__DIRECTIONS FOR THIS TASK__: Comb the records below for the string "icon" and copy each line where it turns up.

++++

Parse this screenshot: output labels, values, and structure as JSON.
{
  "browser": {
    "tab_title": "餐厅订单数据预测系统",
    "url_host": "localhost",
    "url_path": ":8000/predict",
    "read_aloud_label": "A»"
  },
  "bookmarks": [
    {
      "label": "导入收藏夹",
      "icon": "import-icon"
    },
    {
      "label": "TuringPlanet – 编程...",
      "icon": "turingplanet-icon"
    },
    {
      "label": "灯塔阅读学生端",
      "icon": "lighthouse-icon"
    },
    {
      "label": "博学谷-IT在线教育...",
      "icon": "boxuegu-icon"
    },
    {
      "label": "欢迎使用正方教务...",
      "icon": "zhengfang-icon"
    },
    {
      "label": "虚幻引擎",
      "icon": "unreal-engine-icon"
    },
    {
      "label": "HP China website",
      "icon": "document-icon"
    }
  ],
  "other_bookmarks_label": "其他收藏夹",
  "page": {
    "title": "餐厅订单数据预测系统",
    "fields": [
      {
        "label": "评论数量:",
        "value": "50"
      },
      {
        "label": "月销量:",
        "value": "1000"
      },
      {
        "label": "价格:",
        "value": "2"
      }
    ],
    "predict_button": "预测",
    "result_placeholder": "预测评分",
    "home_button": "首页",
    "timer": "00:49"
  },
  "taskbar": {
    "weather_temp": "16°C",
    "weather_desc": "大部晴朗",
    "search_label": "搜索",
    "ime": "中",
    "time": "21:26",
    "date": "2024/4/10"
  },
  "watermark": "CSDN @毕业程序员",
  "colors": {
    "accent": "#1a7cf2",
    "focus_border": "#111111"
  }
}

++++

__TASK ANSWER__:
      "icon": "import-icon"
      "icon": "turingplanet-icon"
      "icon": "lighthouse-icon"
      "icon": "boxuegu-icon"
      "icon": "zhengfang-icon"
      "icon": "unreal-engine-icon"
      "icon": "document-icon"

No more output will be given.